MORE DROWN AMID CHAOTIC RESCUE SCENES IN MID-MEDITERRANEAN
In the past two days, dozens are feared drowned in the mid-Mediterranean sea route from Libya to Italy, while over 4,000 people have been rescued. As hundreds of thousands of asylum-seekers are reportedly waiting in north Africa to cross to Europe, Italian, Spanish, Libyan and EU navies carried out rescues throughout the area between Sicily and the Libyan coast. In one dramatic scene caught on camera, five refugees drowned and more than 560 were rescued by the Italian navy after a large and overcrowded fishing vessel capsized.
HUNGARY REGAINS POPULARITY AS REFUGEE ROUTE
So far this year, 12,000 refugees have made it through the razor wire fence on Hungary’s southern border with Serbia, Hungarian police says. Most are caught within hours and many join those crowding the country’s jails. The majority eventually end up in one of Hungary’s three open camps. Authorities add that despite 1,000 human traffickers put on trial last year, smugglers continue to make contact with refugees looking to continue their journey toward Western Europe.
AMNESTY HEAD: EU TURNING BLIND EYE TO TURKISH HUMAN RIGHTS VIOLATIONS
The head of Amnesty Internationa (AI)l says the EU has turned a blind eye to Turkey’s human rights violations in its rush to stop the refugee influx. AI Secretary-General Salil Shetty added, “Europe has to take each asylum-seeker case by case. They lecture the whole world about human rights and the first time there is a real test for them, they are not living up to all their claims.” Shetty also noted Turkey has reneged on its open borders policy: “They shoot at people who are coming across; and if anybody gets through, they put them into detention centers.”
RAIL INDUSTRY WELCOMES RE-OPENING OF IDOMENI LINE
The Greek railway industry has welcomed the closing of the Idomeni refugee camp as long overdue.

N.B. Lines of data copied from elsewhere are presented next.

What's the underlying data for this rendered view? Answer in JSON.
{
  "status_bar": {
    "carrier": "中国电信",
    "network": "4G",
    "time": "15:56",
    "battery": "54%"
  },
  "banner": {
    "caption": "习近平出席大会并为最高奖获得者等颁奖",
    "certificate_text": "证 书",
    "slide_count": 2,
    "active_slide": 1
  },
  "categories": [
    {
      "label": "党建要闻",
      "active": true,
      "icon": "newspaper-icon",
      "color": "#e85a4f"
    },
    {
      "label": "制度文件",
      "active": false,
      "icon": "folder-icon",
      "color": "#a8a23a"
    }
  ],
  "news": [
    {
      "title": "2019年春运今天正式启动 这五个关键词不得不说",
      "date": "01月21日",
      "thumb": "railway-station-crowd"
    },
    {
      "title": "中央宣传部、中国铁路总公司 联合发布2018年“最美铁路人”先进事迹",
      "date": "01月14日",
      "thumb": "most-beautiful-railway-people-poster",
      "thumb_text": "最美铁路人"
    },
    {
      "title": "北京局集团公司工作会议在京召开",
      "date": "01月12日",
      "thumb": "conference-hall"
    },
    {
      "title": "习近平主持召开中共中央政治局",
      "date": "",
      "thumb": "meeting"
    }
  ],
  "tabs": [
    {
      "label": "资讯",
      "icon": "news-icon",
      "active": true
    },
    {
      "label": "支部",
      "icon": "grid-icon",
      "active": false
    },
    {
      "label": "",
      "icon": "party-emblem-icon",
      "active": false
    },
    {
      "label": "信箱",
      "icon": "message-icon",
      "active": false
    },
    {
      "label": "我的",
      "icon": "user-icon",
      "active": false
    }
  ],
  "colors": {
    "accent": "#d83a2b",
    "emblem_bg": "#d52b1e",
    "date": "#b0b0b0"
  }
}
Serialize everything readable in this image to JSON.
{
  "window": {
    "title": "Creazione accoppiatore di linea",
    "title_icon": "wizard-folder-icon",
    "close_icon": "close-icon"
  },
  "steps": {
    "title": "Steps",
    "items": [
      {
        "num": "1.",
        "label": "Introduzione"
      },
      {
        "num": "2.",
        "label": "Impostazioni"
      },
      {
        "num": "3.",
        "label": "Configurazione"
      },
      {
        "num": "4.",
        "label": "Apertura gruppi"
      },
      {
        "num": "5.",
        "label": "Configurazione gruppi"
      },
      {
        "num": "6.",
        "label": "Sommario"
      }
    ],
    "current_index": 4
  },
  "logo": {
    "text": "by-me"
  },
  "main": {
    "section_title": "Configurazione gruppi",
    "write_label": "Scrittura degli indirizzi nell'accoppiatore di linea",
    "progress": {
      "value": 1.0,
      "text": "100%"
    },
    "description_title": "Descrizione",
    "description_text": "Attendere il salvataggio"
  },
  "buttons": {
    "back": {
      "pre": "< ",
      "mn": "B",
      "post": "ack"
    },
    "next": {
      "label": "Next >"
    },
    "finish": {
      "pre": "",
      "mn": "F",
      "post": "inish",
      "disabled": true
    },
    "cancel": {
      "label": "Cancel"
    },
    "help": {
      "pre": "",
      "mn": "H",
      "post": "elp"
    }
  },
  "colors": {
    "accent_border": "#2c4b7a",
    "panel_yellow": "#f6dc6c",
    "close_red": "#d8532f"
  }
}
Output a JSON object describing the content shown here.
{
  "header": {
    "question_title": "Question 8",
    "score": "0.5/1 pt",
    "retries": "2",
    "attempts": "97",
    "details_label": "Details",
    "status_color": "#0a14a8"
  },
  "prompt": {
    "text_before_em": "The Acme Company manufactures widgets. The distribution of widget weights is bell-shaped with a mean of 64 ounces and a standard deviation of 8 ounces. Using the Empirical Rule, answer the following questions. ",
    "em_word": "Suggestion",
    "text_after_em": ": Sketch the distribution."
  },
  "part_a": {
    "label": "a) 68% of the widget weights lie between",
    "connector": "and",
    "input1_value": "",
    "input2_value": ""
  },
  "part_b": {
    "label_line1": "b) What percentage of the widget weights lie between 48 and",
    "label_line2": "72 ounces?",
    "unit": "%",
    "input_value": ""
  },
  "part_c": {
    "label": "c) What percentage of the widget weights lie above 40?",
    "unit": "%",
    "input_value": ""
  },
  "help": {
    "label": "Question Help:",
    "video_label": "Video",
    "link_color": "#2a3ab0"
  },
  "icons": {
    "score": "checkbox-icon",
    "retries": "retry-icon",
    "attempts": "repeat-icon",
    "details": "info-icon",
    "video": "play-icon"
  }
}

Local transporters’ association representative Anastasios Sachpelidis said of the closure: “We lost clients, we lost money, time and our credibility.” The camp had occupied a key rail artery across the border with FYROM, choking off Greece’s main freight route to the rest of Europe. It also complicated the privatization of the country’s rail freight business, a condition of its international bailout. Officials say it will take up to 10 days to fully restore rail traffic.